The proposed regulation requires a second filing, no later than the initiation of operations of the plan as a pooled employer plan. At that time, the pooled plan provider must file with the DOL a supplemental report using the Form PR containing the name and EIN for the pooled employer plan, and the name and EIN for the trustee of the plan. A pooled employer plan is treated as beginning operations when it is considered to be covered by Title I of ERISA within the meaning of Section 4 of ERISA.
In addition, within 30 days of the following reportable events, the pooled plan provider must file a supplemental report on Form PR:
- any change in the information provided in either the initial registration or the initial supplemental report;
- any significant change in the corporate business structure of the pooled plan provider such as a merger, or a bankruptcy;
- receipt of written notice of:

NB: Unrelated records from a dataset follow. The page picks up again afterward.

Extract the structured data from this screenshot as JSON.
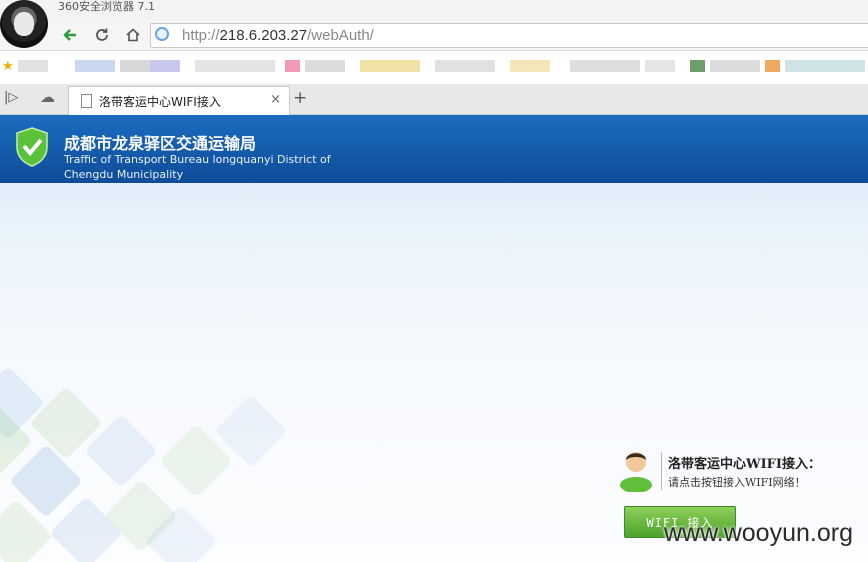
{
  "browser": {
    "app_title": "360安全浏览器 7.1",
    "url_scheme": "http://",
    "url_host": "218.6.203.27",
    "url_path": "/webAuth/",
    "tab_title": "洛带客运中心WIFI接入",
    "tab_close": "×",
    "new_tab": "+"
  },
  "icons": {
    "back": "arrow-left-icon",
    "reload": "refresh-icon",
    "home": "home-icon",
    "site": "globe-icon",
    "sidebar": "sidebar-toggle-icon",
    "cloud": "cloud-icon"
  },
  "header": {
    "title": "成都市龙泉驿区交通运输局",
    "subtitle_line1": "Traffic of Transport Bureau longquanyi District of",
    "subtitle_line2": "Chengdu Municipality"
  },
  "panel": {
    "title": "洛带客运中心WIFI接入：",
    "description": "请点击按钮接入WIFI网络！",
    "button_label": "WIFI 接入"
  },
  "watermark": "www.wooyun.org",
  "colors": {
    "header_blue": "#1c6cc0",
    "button_green": "#4aa32a",
    "back_arrow_green": "#2a9d3a"
  }
}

- any administrative or enforcement action related to services, operations, and or investments of any pooled employer plan, or other employee benefit plan, against the pooled plan provider, or its officers, directors, or employees in any court or administrative tribunal by the federal government, the state government, or other regulator;
- a finding of fraud or dishonesty by a federal or state court or federal or state governmental agency relating to services, operations, and or investments of any pooled employer plan, or other employee benefit plan, against the pooled plan provider, or its officers, directors, or employees; and
- the filing of federal or state criminal charges relating to services, operations, and or investments of any pooled employer plan, or other employee benefit plan, against the pooled plan provider, or its officers, directors, or employees.
Finally, if a pooled plan provider is terminated and ceased operating all pooled employer plans, the pooled plan provider must file a final supplemental Form PR. This final filing is triggered by the adoption of a resolution terminating the last pooled employer plan, distribution of all assets under that plan, and the filing of a final Form 5500 for that plan.
We applaud the DOL (and the agreement from the Treasury Department) for proposing this registration guidance ahead of the date that pooled employer plans may be established. However, substantive guidance is needed on how pooled employer plans and pooled plan providers are to operate. On that, the DOL tells us:
. . .Although the Department does not have specific details as to how pooled employer plans authorized under the SECURE Act will be structured and operated, the Department has assumed that they may be similar to other currently operating multiple employer plans. Additionally there may be challenges associated with these new types of plans that the Department, the Treasury Department, or IRS as the federal agencies charged with oversight of private-sector pension plans, may need to address.
The DOL, although candid about the lack of guidance provided, does not explain how pooled employer plans can be structured like existing multiple employer plans, since the DOL preamble also states that the SECURE Act’s “bad apple” relief is only available to multiple employer plans that comply with the SECURE Act, and thus the major operational confusion for existing multiple employer plans remains to be resolved.
The Preamble asks for comment on additional types of information to require on the Form PR. For instance, the DOL asks if it would be useful to employers for the pooled plan provider to report investigations by and/or informal settlements of fiduciary matters with the DOL and PBGC. These suggestions or other comments on the proposed regulation are due on or before 30 days after its publication date in the Federal Register.
Please contact us should you have any questions about the proposed pooled plan provider registration requirements.